Taipei, July 13 (CNA) A Taipei City councilor urged Coca-Cola Taiwan on Friday to reduce the amount of a potential carcinogen in the company's products in line with changes being made in the United States.
Kao Chia-yu of the Democratic Progressive Party (DPP) also said at a news conference that the company should indicate the amount of 4-methylimidazole, or 4-MEI, a chemical compound that occurs naturally in the caramel coloring process, on the can.
Earlier in the year, Coca-Cola in the United States asked its caramel suppliers to reduce the amount of 4-MEI in their formulas so that it wouldn't have to label its sodas with a warning that they contain a possible carcinogen to comply with California law.
The move came after 4-MEI was listed as a carcinogen in January 2012 under California's Safe Drinking Water and Toxic Enforcement Act, requiring products with more than 29mcg of 4-MEI per serving to carry the warning.
Kao added that the International Agency for Research on Cancer under the World Health Organization also listed 4-MEI as "possibly carcinogenic to humans" in 2011.
Since cancer has been the top killer of Taiwan's people for the last three decades, any possible carcinogens should be avoided, said Kao, urging the Cabinet-level Department of Health (DOH) to be tougheron the chemical's use in food and drinks.
Taipei health bureau's food and drug division brought up the issuewith the DOH's Food and Drug Administration earlier thisyear, said city official Shen Mei-li at the conference.
The administration said in a response May 30 that it would establish a standard for the maximum permissible level of 4-MEI.
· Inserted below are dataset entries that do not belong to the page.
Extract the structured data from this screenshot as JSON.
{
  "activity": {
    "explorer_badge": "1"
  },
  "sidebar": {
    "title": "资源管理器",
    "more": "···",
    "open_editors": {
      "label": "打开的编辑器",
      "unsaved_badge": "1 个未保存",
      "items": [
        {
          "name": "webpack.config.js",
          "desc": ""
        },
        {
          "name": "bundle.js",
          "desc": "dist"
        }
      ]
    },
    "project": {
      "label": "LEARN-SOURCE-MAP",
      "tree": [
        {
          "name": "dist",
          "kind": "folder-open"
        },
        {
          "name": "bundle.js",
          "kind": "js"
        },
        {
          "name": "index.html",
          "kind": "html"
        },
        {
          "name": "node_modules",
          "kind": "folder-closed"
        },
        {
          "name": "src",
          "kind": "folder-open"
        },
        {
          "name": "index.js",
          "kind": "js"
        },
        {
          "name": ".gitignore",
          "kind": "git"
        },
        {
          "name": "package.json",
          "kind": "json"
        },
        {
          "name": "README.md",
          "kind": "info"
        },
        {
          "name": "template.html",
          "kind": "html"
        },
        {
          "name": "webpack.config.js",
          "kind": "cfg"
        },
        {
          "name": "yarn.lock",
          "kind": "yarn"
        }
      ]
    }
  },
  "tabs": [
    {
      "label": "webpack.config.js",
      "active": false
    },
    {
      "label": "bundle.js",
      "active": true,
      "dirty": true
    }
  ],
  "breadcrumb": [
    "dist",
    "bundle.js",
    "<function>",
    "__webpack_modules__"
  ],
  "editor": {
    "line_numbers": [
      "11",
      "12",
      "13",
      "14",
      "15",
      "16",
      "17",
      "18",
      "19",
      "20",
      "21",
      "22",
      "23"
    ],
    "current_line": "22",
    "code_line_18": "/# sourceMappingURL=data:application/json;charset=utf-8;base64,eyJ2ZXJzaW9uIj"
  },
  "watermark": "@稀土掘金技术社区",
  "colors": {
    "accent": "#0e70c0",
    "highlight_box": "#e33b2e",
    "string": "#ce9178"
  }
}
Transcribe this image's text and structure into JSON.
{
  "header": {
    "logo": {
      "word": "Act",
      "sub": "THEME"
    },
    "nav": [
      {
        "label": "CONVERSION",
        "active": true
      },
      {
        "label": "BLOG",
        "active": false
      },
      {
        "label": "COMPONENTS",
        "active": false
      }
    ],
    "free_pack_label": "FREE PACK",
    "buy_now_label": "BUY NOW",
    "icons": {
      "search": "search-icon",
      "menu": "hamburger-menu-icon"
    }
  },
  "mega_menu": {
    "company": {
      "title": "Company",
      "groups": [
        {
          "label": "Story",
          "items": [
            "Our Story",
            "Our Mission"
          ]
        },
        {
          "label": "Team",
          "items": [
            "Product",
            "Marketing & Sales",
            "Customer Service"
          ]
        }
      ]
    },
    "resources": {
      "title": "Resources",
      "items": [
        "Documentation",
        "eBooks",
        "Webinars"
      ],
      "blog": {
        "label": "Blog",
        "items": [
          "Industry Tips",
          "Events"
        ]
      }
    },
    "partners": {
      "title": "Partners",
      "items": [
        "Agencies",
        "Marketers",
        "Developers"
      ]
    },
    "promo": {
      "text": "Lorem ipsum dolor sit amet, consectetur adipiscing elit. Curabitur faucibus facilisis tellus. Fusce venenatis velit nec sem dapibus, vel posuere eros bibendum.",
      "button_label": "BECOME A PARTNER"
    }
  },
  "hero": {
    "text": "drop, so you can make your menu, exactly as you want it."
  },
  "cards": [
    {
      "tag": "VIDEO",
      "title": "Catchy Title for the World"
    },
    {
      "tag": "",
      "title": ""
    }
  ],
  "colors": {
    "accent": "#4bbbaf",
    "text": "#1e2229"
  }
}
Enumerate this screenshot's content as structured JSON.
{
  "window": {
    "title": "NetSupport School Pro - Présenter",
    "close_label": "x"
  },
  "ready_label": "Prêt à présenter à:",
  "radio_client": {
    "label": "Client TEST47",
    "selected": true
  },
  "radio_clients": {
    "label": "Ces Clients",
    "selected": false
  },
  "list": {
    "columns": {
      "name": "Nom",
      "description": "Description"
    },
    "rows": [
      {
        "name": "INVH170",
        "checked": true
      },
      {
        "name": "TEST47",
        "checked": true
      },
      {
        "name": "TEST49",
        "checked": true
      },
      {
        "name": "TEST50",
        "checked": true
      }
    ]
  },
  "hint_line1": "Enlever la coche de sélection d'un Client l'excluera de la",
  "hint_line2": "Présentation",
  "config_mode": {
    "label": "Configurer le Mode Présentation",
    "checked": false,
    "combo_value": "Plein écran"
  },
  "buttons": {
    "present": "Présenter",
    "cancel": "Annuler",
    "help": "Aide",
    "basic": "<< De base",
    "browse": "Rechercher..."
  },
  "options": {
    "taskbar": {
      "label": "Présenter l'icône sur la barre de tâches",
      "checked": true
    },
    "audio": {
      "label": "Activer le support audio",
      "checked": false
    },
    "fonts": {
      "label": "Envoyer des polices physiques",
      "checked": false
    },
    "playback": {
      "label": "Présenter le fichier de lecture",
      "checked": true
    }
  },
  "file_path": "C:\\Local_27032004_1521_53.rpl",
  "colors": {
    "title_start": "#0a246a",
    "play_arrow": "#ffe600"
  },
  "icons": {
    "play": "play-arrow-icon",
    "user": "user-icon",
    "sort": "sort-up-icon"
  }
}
Responding to the councilor's concern, Coca-Cola Taiwan said in a statement that the caramel coloring used in its products does not pose any health or safety risks, citing the U.S. FDA's comment on the chemical earlier in the year.
U.S. FDA spokesman Douglas Karas wrote in a March statement that "it is important to understand that a consumer would have to consume well over a thousand cans of soda a day to reach the doses administered in the studies that have shown links to cancer in rodents."
The company did say, however, that it plans to expand the use of the new process caramel over time to streamline and simplify supply chain, manufacturing and distribution systems. It said it is working to come up with a timetable for the plan, according to the statement.
(By Tyson Sun, Lee Chih, and Kendra Lin)